The Thin Red Line

When choosing colours for your website, make sure you understand the cultural and emotional relevance they may have to your users.

Qype, the user-generated local reviews site, uses red as an accent colour and as the text colour for it's field labels.

It confused me for a bit.

Red Dawn

Bright red carries a number of cultural connotations, most of them negative. It's seen as denoting danger, a warning or something being wrong. This is not the colour you would normally choose as the label colour for the main tools of a website such as Qype - the search tools.

The search box labels on Qype's homepage seem to say that something is wrong, that some incorrect information has been entered - stay away!

The link that looks most 'welcoming' is the language setting, with a recognisable flag image and black text colour. My eyes were drawn to this first, along with the 'London' value in the Where? field.

Don't get me wrong, Qype is an excellent site. But, it is also, unfortunately, an excellent example of how colour can negatively impact an user's feelings and reactions.

Three Colours Red

Different shades of red can carry differing cultural significance. A darker shade can conjure up a sense of richness, opulence and wealth. A much lighter shade, bordering on the pink, can promote more feminine, light and ethereal qualities. The effect the hue has comes down to how that colour is recognised in the culture of the target audience.

Bright red does, of course, have other qualities than danger. A bright red sports car or motorbike promotes a masculine, sporty image of speed and, sometimes, irresponsibility. But even this might be linked to and conjure up a sense of danger for some people.

Hunt for Red October

So, whilst Macmillan is primarily represented by it's green-coloured and instantly recognisable typeface, it is sometimes important to remember the thinking behind it and the emotional response it is intended to provoke.

Graphic and Web Designers, along with Brand experts, spend a long time determining the impact each colour will have on their intended brand audience. Users hardly recognise the work, but definitely react to the emotional side - as it should be.

Red Dragon

Qype have obviously taken great care over their design and I'm slightly surprised by the colour choice for the accents and links, but their site is very popular. The site works; it delivers search engine results and garners customer reviews, so how much impact does the colour choice actually have?

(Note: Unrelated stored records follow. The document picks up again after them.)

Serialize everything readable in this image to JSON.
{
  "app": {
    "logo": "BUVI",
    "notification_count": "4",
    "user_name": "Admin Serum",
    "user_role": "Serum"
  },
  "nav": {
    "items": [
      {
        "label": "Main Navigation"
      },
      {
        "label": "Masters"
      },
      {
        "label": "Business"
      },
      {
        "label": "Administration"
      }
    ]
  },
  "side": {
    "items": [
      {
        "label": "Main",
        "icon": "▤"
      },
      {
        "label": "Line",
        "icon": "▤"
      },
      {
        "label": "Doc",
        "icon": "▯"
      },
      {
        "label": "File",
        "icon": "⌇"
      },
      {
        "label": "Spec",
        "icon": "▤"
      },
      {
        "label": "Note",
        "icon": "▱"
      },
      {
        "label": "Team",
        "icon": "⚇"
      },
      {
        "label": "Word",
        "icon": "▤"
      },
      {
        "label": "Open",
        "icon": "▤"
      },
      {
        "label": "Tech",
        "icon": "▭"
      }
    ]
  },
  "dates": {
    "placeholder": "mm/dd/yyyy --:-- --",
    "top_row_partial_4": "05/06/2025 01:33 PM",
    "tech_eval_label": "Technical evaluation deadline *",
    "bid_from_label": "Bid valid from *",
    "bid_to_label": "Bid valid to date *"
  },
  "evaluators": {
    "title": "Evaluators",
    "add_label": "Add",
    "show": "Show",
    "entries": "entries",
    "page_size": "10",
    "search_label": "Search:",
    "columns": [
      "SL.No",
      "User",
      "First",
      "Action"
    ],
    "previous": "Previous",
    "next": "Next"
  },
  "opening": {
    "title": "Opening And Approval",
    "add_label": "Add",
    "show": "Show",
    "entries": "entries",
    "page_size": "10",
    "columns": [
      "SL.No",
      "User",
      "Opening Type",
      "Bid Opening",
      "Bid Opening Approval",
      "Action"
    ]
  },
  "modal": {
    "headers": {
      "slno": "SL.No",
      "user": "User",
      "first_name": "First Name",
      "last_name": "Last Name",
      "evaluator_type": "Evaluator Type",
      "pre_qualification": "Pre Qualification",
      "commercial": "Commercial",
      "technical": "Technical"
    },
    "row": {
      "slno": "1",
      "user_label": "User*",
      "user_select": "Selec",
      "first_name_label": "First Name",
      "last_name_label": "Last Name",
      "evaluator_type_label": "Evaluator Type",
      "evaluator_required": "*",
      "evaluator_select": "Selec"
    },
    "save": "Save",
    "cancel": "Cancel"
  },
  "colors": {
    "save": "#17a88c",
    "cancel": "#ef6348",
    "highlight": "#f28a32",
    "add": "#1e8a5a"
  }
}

What would happen if they changed the red to something else? Would it negatively impact their brand, their stats, their site design?

How about turquoise? What films have turquoise in the title...?